Movies being adapted into musicals are ten a penny at the moment. Last year saw BIG open to a collective shrug from theatre-goers. Mrs Doubtfire recently opened on Broadway, an adaptation of Sleepless in Seattle simply called Sleepless was due to open in London last month, and My Best Friends Wedding is due later this year. So how do you make your show stand out when there is so much competition around? It had better be pretty special! First impressions count and boy does this show make a good first impression. From the way the merchandise stand is decked out to look like the Enchantment Under The Sea dance to the amazing stage as you walk in to the theatre. This is one of the most loved films of all time so pleasing its die hard fans and making a show that holds up to its legacy was always going to be a big ask. So far, so good. The casting for the show was spot on. Olly Dobson channels a young Michael J Fox to deliver an incredible Marty McFly. Not only do a lot of the cast look like the characters we know and love from the movies, they have the mannerisms down to a fine art. Special mention has to go to Hugh Coles who isn't so much doing an impression of George McFly but for all intents and purposes IS George McFly. Then we have to talk about Roger Bart. Best known on these shores as George the Pharmacist in Desperate Housewives, he has the toughest job of all matching Christopher Lloyd in the movie but he certainly delivers with comic timing, style and stage presence. Another standout is the always reliable Cedric Neal who has a scene stealing moment and a standout song as Mayor Goldie Wilson.

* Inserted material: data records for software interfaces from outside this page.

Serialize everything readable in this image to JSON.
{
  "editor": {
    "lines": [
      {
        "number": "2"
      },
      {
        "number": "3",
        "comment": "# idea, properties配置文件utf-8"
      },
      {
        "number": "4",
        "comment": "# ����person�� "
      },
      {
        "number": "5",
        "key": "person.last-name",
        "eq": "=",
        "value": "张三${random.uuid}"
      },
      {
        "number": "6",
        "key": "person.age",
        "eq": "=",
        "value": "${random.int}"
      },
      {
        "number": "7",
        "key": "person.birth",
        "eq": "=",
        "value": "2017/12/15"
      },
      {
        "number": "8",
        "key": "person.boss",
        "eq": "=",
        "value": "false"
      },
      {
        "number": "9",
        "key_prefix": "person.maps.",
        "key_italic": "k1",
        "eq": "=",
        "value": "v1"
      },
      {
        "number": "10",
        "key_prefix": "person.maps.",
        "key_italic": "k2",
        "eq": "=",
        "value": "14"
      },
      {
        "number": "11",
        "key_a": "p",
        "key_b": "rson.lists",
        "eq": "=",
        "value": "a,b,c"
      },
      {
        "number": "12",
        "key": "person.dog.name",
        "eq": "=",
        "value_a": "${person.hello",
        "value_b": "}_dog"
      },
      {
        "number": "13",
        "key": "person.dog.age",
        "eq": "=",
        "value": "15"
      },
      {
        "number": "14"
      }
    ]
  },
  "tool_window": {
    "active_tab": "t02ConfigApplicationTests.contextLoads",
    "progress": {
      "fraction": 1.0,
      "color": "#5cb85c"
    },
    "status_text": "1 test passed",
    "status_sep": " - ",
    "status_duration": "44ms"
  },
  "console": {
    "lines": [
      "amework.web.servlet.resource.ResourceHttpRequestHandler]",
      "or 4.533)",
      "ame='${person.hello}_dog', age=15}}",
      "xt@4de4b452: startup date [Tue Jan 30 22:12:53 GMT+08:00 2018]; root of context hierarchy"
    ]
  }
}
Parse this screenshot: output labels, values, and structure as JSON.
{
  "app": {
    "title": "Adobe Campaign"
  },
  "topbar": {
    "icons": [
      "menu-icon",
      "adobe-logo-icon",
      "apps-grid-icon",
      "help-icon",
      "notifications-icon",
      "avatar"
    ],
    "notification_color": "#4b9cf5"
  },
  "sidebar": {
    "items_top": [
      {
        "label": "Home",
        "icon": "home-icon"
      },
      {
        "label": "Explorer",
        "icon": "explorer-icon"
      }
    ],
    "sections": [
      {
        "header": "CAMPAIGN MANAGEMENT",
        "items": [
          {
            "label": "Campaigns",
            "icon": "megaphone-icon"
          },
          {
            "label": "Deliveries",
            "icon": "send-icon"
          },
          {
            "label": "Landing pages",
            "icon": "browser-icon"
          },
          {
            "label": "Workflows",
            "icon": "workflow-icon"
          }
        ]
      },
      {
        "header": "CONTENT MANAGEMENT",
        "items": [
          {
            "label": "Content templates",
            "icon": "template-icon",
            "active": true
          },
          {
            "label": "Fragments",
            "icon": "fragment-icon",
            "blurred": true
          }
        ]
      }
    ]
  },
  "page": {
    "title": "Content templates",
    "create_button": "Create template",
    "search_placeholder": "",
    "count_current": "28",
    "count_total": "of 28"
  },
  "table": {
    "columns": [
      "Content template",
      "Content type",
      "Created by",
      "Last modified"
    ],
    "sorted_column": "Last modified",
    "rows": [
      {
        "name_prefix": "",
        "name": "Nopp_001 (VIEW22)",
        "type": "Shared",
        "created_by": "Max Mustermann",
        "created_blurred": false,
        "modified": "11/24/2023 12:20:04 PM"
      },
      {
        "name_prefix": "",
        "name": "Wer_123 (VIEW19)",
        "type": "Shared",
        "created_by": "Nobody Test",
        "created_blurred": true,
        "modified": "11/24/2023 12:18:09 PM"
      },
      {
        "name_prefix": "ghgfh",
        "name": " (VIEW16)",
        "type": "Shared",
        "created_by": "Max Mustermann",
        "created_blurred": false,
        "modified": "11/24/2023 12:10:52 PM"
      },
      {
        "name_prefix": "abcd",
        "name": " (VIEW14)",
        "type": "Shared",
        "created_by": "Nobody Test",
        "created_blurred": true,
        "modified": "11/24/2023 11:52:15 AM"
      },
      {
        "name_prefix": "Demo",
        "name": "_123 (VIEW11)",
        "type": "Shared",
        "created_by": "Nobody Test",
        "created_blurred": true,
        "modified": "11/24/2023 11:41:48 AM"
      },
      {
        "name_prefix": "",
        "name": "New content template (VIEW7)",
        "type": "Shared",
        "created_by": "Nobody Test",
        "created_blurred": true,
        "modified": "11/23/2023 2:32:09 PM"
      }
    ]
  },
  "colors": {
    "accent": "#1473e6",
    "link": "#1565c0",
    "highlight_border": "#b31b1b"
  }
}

The story plays out on stage as true to the film we all know and love, aside from a couple of tweaks. There is always going to be that creepy undertone of the relationship Marty has with his mother in the past but try not to dwell on that too much. The biggest strength Back To The Future has for it is its visual effects. It really is a feast for the eyes from the moment the Delorean magically appears on stage to the hugely satisfying flying car sequence at the end. As a grown man who has seen a lot of cool stunts in the theatre, I'm not ashamed to say my jaw fell open in places. This show changes the limits of what you can achieve on the stage and it really paid off. By no means is this a flawless show. For a musical, the music is far too inconsistent. Apart from the well known songs from the movie that make up the last 20 minutes of the show, the original songs don't quite hold up and could definitely use a bit of tweaking ahead of any future outing for the show. That really is the only niggle I have over what is otherwise a truly remarkable show. It really is a shame its run got cut short. After being in development for so long, this incarnation deserved to thrive. The plan was to take it to the West end in the near future but due to the uncertainty of the climate right now, that may be on the back burner for a while. Hopefully this isn't the last we see of this musical as I can see it being a big hit if it does land in London. ★★★★★ Final thought - If Bree knew what a beautiful singing voice Roger Bart had, maybe she wouldn't have let him die in Desperate Housewives.